[Dataset rows for apps and sites]
+-------+
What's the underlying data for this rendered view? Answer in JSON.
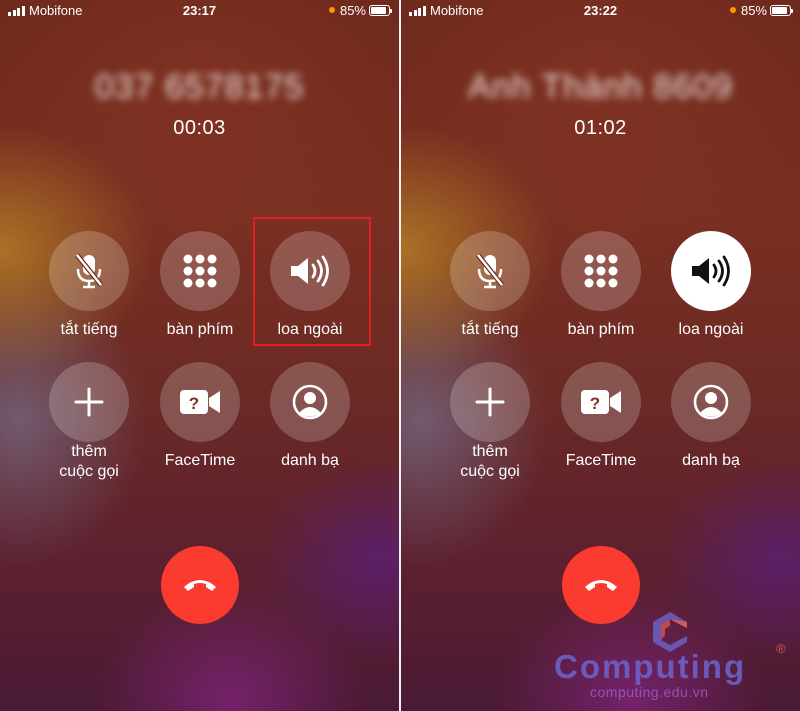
{
  "icons": {
    "signal": "cellular-signal-icon",
    "location": "orange-indicator-dot",
    "battery": "battery-icon",
    "mute": "microphone-slash-icon",
    "keypad": "keypad-grid-icon",
    "speaker": "speaker-wave-icon",
    "add": "plus-icon",
    "facetime": "facetime-video-question-icon",
    "contacts": "person-circle-icon",
    "end_call": "phone-hangup-icon"
  },
  "colors": {
    "end_call": "#fb3b30",
    "battery_indicator": "#ff9500",
    "highlight_box": "#e02020",
    "button_bg": "rgba(255,255,255,0.2)",
    "button_active_bg": "#ffffff"
  },
  "screens": [
    {
      "status": {
        "carrier": "Mobifone",
        "time": "23:17",
        "battery_pct": "85%",
        "battery_level": 0.85
      },
      "call": {
        "caller": "037 6578175",
        "duration": "00:03"
      },
      "buttons": {
        "mute": "tắt tiếng",
        "keypad": "bàn phím",
        "speaker": "loa ngoài",
        "add_call": "thêm\ncuộc gọi",
        "facetime": "FaceTime",
        "contacts": "danh bạ"
      },
      "speaker_active": false,
      "speaker_highlighted": true
    },
    {
      "status": {
        "carrier": "Mobifone",
        "time": "23:22",
        "battery_pct": "85%",
        "battery_level": 0.85
      },
      "call": {
        "caller": "Anh Thành 8609",
        "duration": "01:02"
      },
      "buttons": {
        "mute": "tắt tiếng",
        "keypad": "bàn phím",
        "speaker": "loa ngoài",
        "add_call": "thêm\ncuộc gọi",
        "facetime": "FaceTime",
        "contacts": "danh bạ"
      },
      "speaker_active": true,
      "speaker_highlighted": false
    }
  ],
  "watermark": {
    "brand": "Computing",
    "registered": "®",
    "url": "computing.edu.vn"
  }
}
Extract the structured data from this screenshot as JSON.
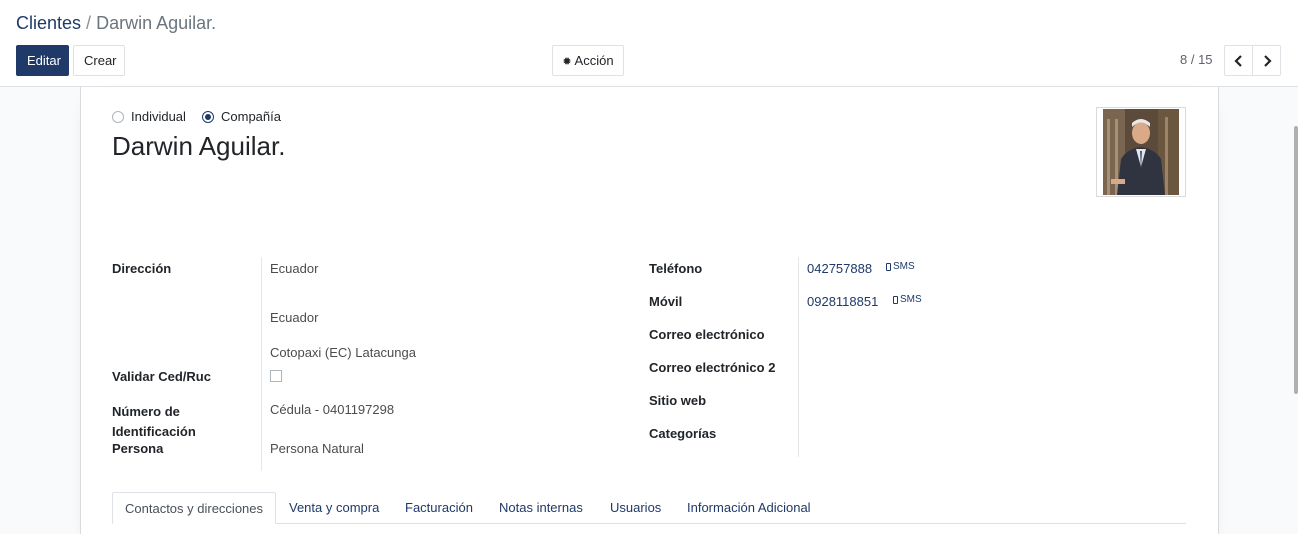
{
  "breadcrumb": {
    "parent": "Clientes",
    "separator": "/",
    "current": "Darwin Aguilar."
  },
  "buttons": {
    "edit": "Editar",
    "create": "Crear",
    "action": "Acción"
  },
  "pager": {
    "value": "8 / 15"
  },
  "type_options": [
    {
      "label": "Individual",
      "checked": false
    },
    {
      "label": "Compañía",
      "checked": true
    }
  ],
  "partner": {
    "name": "Darwin Aguilar."
  },
  "address": {
    "label": "Dirección",
    "country": "Ecuador",
    "country2": "Ecuador",
    "state_city": "Cotopaxi (EC)  Latacunga"
  },
  "validate": {
    "label": "Validar Ced/Ruc",
    "checked": false
  },
  "identification": {
    "label": "Número de Identificación",
    "value": "Cédula - 0401197298"
  },
  "person": {
    "label": "Persona",
    "value": "Persona Natural"
  },
  "contact": {
    "phone_label": "Teléfono",
    "phone": "042757888",
    "mobile_label": "Móvil",
    "mobile": "0928118851",
    "sms": "SMS",
    "email_label": "Correo electrónico",
    "email2_label": "Correo electrónico 2",
    "website_label": "Sitio web",
    "categories_label": "Categorías"
  },
  "tabs": [
    "Contactos y direcciones",
    "Venta y compra",
    "Facturación",
    "Notas internas",
    "Usuarios",
    "Información Adicional"
  ],
  "icons": {
    "action": "gear-icon",
    "prev": "chevron-left-icon",
    "next": "chevron-right-icon",
    "sms": "mobile-phone-icon"
  },
  "colors": {
    "primary": "#1f3a68",
    "background": "#f9fafb"
  }
}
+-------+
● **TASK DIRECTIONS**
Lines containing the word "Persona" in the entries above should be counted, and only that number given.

● **RESULT OF THE EXERCISE**
2